The original standard for C was that defined by the first edition of the "C Programming Language" book written by Brian Kernigan and Dennis Ritchie. C was standardised as an ANSI standard in 1989 and the second edition of Kernighan and Ritchie's C Programming Language book. This standard went through a number of revisions which led to the next major C standard, the C99 standard, which added various features such as inline functions, new data types such as long long int, an explicit boolean type and a complex type for representing complex numbers. Practically all modern C compilers for embedded systems support the C99 standard. The latest C standard is the C11 standard is, now an ISO standard, ISO/IEC 9899:2011 and the ANSI C11 standard is an ANSI adoption of the corresponding ISO standard.
FTT embedded C programming courses adopt an approach of developing C programs for a PC, using e.g. Microsoft Visual Studio or Eclipse as an IDE, and, additionally, an IDE for the target architecture of the particular family of processors e.g. MPLABX and XC8 for Microchip 8 bit processors, KEIL or IAR for ARM CortexM processors. For embedded Linux C programming courses we use, typically the gcc compiler running on the target platform, or a cross compiler runnning on a PC running Linux either as a native or virtual machine.
Good, gentle, introductions to C for those who are relatively new to programming are
- C Programming Absolute Beginner's Guide by Greg Perry
- Beginning Programming with C For Dummies by Dan Gookin
- C Programming with Arduino by Warwick Smith
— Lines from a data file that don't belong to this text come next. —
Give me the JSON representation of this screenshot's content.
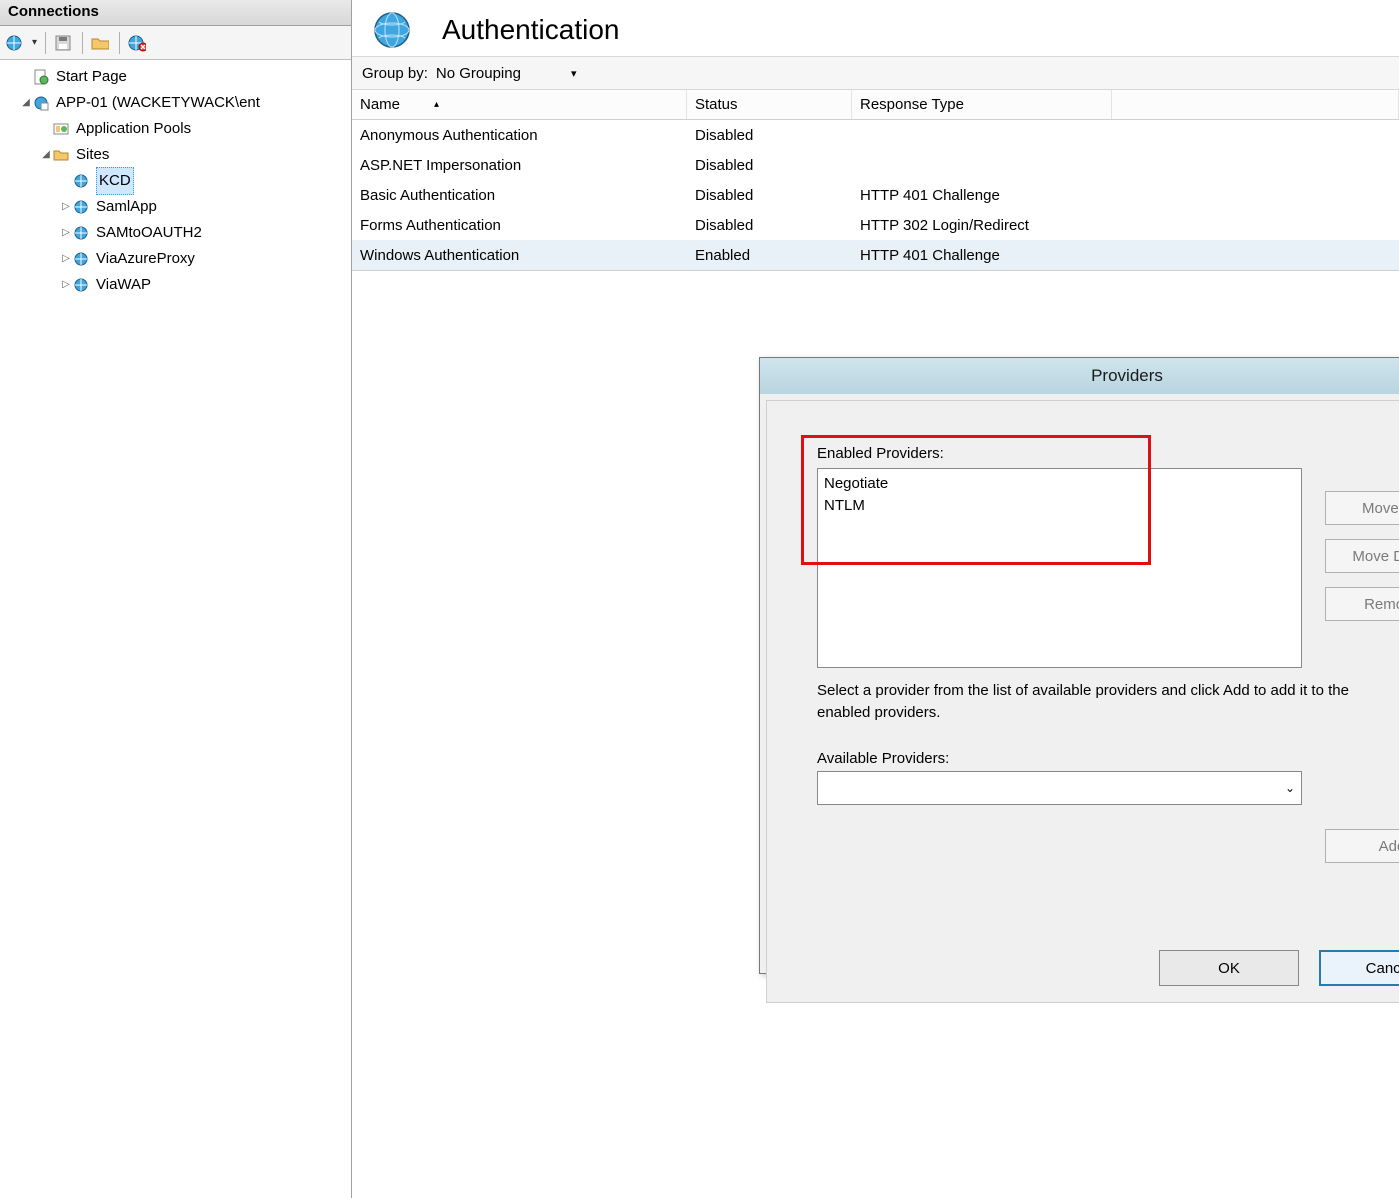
{
  "sidebar": {
    "header": "Connections",
    "tree": {
      "start_page": "Start Page",
      "server": "APP-01 (WACKETYWACK\\ent",
      "app_pools": "Application Pools",
      "sites": "Sites",
      "site_items": [
        "KCD",
        "SamlApp",
        "SAMtoOAUTH2",
        "ViaAzureProxy",
        "ViaWAP"
      ]
    }
  },
  "main": {
    "title": "Authentication",
    "group_by_label": "Group by:",
    "group_by_value": "No Grouping",
    "columns": [
      "Name",
      "Status",
      "Response Type"
    ],
    "rows": [
      {
        "name": "Anonymous Authentication",
        "status": "Disabled",
        "resp": ""
      },
      {
        "name": "ASP.NET Impersonation",
        "status": "Disabled",
        "resp": ""
      },
      {
        "name": "Basic Authentication",
        "status": "Disabled",
        "resp": "HTTP 401 Challenge"
      },
      {
        "name": "Forms Authentication",
        "status": "Disabled",
        "resp": "HTTP 302 Login/Redirect"
      },
      {
        "name": "Windows Authentication",
        "status": "Enabled",
        "resp": "HTTP 401 Challenge"
      }
    ]
  },
  "dialog": {
    "title": "Providers",
    "help": "?",
    "close": "x",
    "enabled_label": "Enabled Providers:",
    "enabled_items": [
      "Negotiate",
      "NTLM"
    ],
    "move_up": "Move Up",
    "move_down": "Move Down",
    "remove": "Remove",
    "help_text": "Select a provider from the list of available providers and click Add to add it to the enabled providers.",
    "available_label": "Available Providers:",
    "add": "Add",
    "ok": "OK",
    "cancel": "Cancel"
  }
}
Hopefully, this has "whetted your appetite for C". In later sections I plan to review books targetted at particular microcontroller families, data structures and algorithms in C and programming using small real time operating systems such as FreeRTOS.
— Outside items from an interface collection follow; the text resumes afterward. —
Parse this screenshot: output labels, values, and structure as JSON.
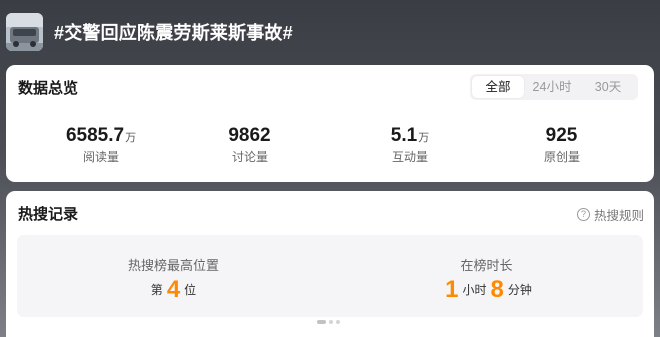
{
  "header": {
    "topic_title": "#交警回应陈震劳斯莱斯事故#",
    "thumbnail_icon": "topic-thumbnail-icon"
  },
  "overview": {
    "title": "数据总览",
    "tabs": [
      {
        "label": "全部",
        "active": true
      },
      {
        "label": "24小时",
        "active": false
      },
      {
        "label": "30天",
        "active": false
      }
    ],
    "stats": [
      {
        "value": "6585.7",
        "unit": "万",
        "label": "阅读量"
      },
      {
        "value": "9862",
        "unit": "",
        "label": "讨论量"
      },
      {
        "value": "5.1",
        "unit": "万",
        "label": "互动量"
      },
      {
        "value": "925",
        "unit": "",
        "label": "原创量"
      }
    ]
  },
  "hot_search": {
    "title": "热搜记录",
    "rule_label": "热搜规则",
    "peak": {
      "label": "热搜榜最高位置",
      "prefix": "第",
      "value": "4",
      "suffix": "位"
    },
    "duration": {
      "label": "在榜时长",
      "hours": "1",
      "hours_unit": "小时",
      "minutes": "8",
      "minutes_unit": "分钟"
    }
  },
  "colors": {
    "accent": "#ff8a00",
    "header_bg": "#3a3d44"
  }
}
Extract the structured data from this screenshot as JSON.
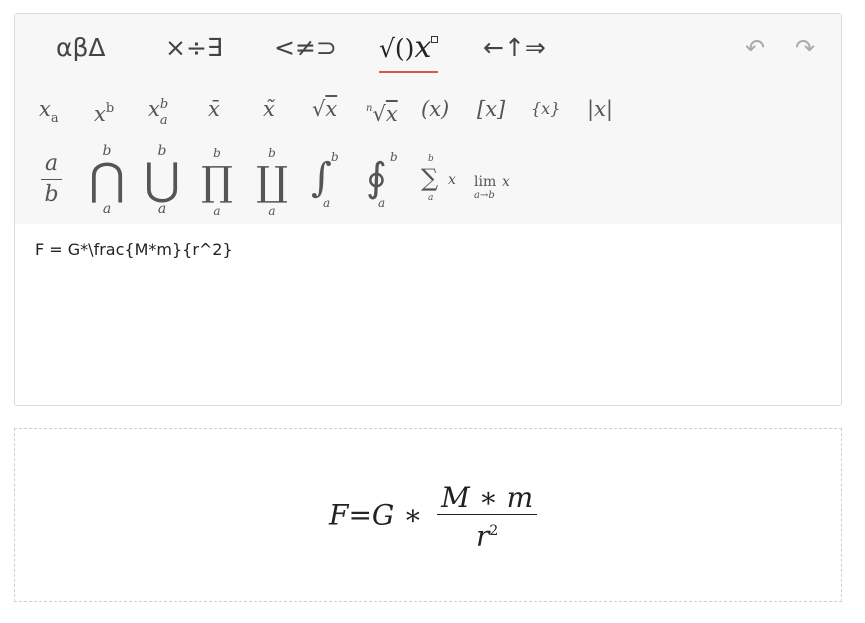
{
  "tabs": [
    {
      "label": "αβΔ"
    },
    {
      "label": "×÷∃"
    },
    {
      "label": "<≠⊃"
    },
    {
      "label": "√()",
      "var": "x",
      "active": true
    },
    {
      "label": "←↑⇒"
    }
  ],
  "actions": {
    "undo": "↶",
    "redo": "↷"
  },
  "row1": {
    "subscript": {
      "base": "x",
      "sub": "a"
    },
    "superscript": {
      "base": "x",
      "sup": "b"
    },
    "subsup": {
      "base": "x",
      "sub": "a",
      "sup": "b"
    },
    "bar": "x̄",
    "tilde": "x̃",
    "sqrt": {
      "sym": "√",
      "arg": "x"
    },
    "nthroot": {
      "n": "n",
      "sym": "√",
      "arg": "x"
    },
    "paren": "(x)",
    "bracket": "[x]",
    "brace": "{x}",
    "abs": "|x|"
  },
  "row2": {
    "frac": {
      "num": "a",
      "den": "b"
    },
    "bigcap": {
      "sym": "⋂",
      "upper": "b",
      "lower": "a"
    },
    "bigcup": {
      "sym": "⋃",
      "upper": "b",
      "lower": "a"
    },
    "prod": {
      "sym": "∏",
      "upper": "b",
      "lower": "a"
    },
    "coprod": {
      "sym": "∐",
      "upper": "b",
      "lower": "a"
    },
    "int": {
      "sym": "∫",
      "upper": "b",
      "lower": "a"
    },
    "oint": {
      "sym": "∮",
      "upper": "b",
      "lower": "a"
    },
    "sum": {
      "sym": "∑",
      "upper": "b",
      "lower": "a",
      "arg": "x"
    },
    "lim": {
      "word": "lim",
      "sub": "a→b",
      "arg": "x"
    }
  },
  "input": {
    "value": "F = G*\\frac{M*m}{r^2}"
  },
  "preview": {
    "lhs": "F",
    "eq": "=",
    "G": "G",
    "op": "∗",
    "num": "M ∗ m",
    "den_base": "r",
    "den_exp": "2"
  }
}
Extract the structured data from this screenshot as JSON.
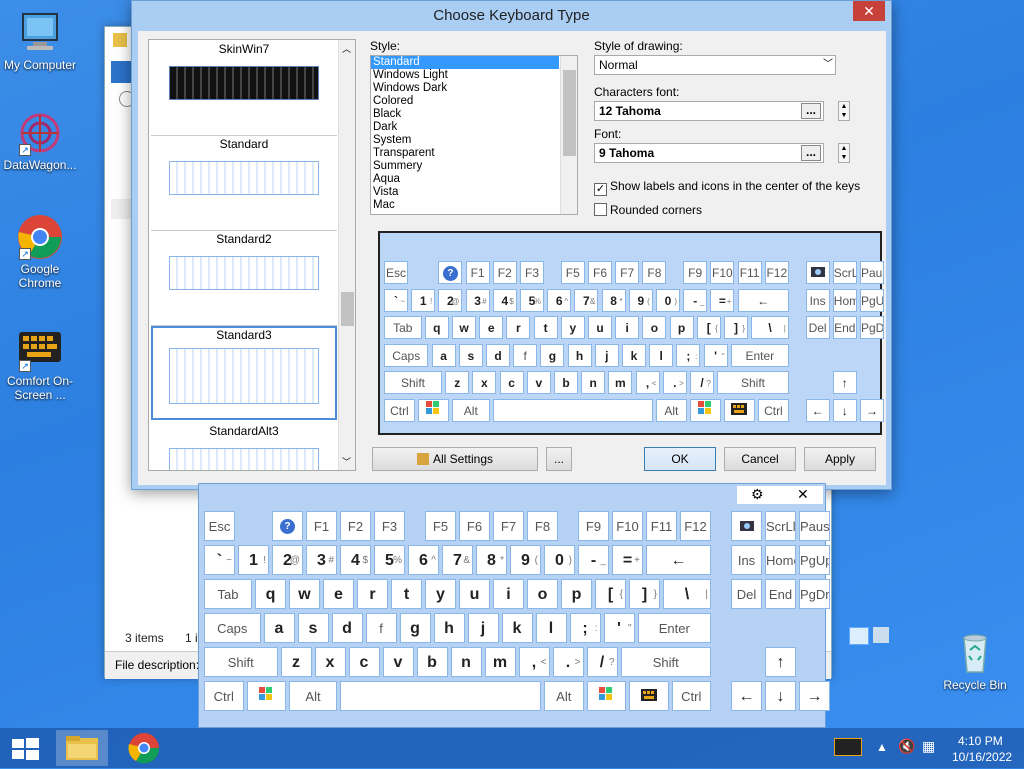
{
  "desktop": {
    "icons": [
      {
        "label": "My Computer"
      },
      {
        "label": "DataWagon..."
      },
      {
        "label": "Google Chrome"
      },
      {
        "label": "Comfort On-Screen ..."
      },
      {
        "label": "Recycle Bin"
      }
    ]
  },
  "explorer": {
    "items_count": "3 items",
    "items_partial": "1 ite",
    "file_description": "File description: C",
    "computer_partial": "mputer"
  },
  "dialog": {
    "title": "Choose Keyboard Type",
    "close": "✕",
    "thumbnails": [
      "SkinWin7",
      "Standard",
      "Standard2",
      "Standard3",
      "StandardAlt3"
    ],
    "style_label": "Style:",
    "styles": [
      "Standard",
      "Windows Light",
      "Windows Dark",
      "Colored",
      "Black",
      "Dark",
      "System",
      "Transparent",
      "Summery",
      "Aqua",
      "Vista",
      "Mac"
    ],
    "style_of_drawing_label": "Style of drawing:",
    "style_of_drawing_value": "Normal",
    "characters_font_label": "Characters font:",
    "characters_font_value": "12 Tahoma",
    "font_label": "Font:",
    "font_value": "9 Tahoma",
    "show_labels": "Show labels and icons in the center of the keys",
    "rounded_corners": "Rounded corners",
    "all_settings": "All Settings",
    "more": "...",
    "ok": "OK",
    "cancel": "Cancel",
    "apply": "Apply"
  },
  "keys": {
    "esc": "Esc",
    "f1": "F1",
    "f2": "F2",
    "f3": "F3",
    "f4": "F4",
    "f5": "F5",
    "f6": "F6",
    "f7": "F7",
    "f8": "F8",
    "f9": "F9",
    "f10": "F10",
    "f11": "F11",
    "f12": "F12",
    "scrl": "ScrLl",
    "paus": "Paus",
    "grave": "`",
    "grave_s": "~",
    "n1": "1",
    "n1_s": "!",
    "n2": "2",
    "n2_s": "@",
    "n3": "3",
    "n3_s": "#",
    "n4": "4",
    "n4_s": "$",
    "n5": "5",
    "n5_s": "%",
    "n6": "6",
    "n6_s": "^",
    "n7": "7",
    "n7_s": "&",
    "n8": "8",
    "n8_s": "*",
    "n9": "9",
    "n9_s": "(",
    "n0": "0",
    "n0_s": ")",
    "minus": "-",
    "minus_s": "_",
    "equal": "=",
    "equal_s": "+",
    "backspace": "←",
    "ins": "Ins",
    "home": "Hom",
    "pgup": "PgUp",
    "tab": "Tab",
    "q": "q",
    "w": "w",
    "e": "e",
    "r": "r",
    "t": "t",
    "y": "y",
    "u": "u",
    "i": "i",
    "o": "o",
    "p": "p",
    "lbr": "[",
    "lbr_s": "{",
    "rbr": "]",
    "rbr_s": "}",
    "bslash": "\\",
    "bslash_s": "|",
    "del": "Del",
    "end": "End",
    "pgdn": "PgDn",
    "caps": "Caps",
    "a": "a",
    "s": "s",
    "d": "d",
    "f": "f",
    "g": "g",
    "h": "h",
    "j": "j",
    "k": "k",
    "l": "l",
    "semi": ";",
    "semi_s": ":",
    "quote": "'",
    "quote_s": "\"",
    "enter": "Enter",
    "shift": "Shift",
    "z": "z",
    "x": "x",
    "c": "c",
    "v": "v",
    "b": "b",
    "n": "n",
    "m": "m",
    "comma": ",",
    "comma_s": "<",
    "period": ".",
    "period_s": ">",
    "slash": "/",
    "slash_s": "?",
    "up": "↑",
    "ctrl": "Ctrl",
    "alt": "Alt",
    "left": "←",
    "down": "↓",
    "right": "→",
    "help": "?"
  },
  "osk": {
    "gear": "⚙",
    "close": "✕",
    "home": "Home",
    "pgdn": "PgDn"
  },
  "taskbar": {
    "time": "4:10 PM",
    "date": "10/16/2022"
  }
}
Here is a list of the books that have been mentioned/reviewed together with links to purchase them on Amazon. Remember you can always plan an expedition to North Street Carshalton and have a rummage in the Internet Technical Bookshop. If you are coming from afar then send us an email so that we can make sure there is someone in the shop to greet you.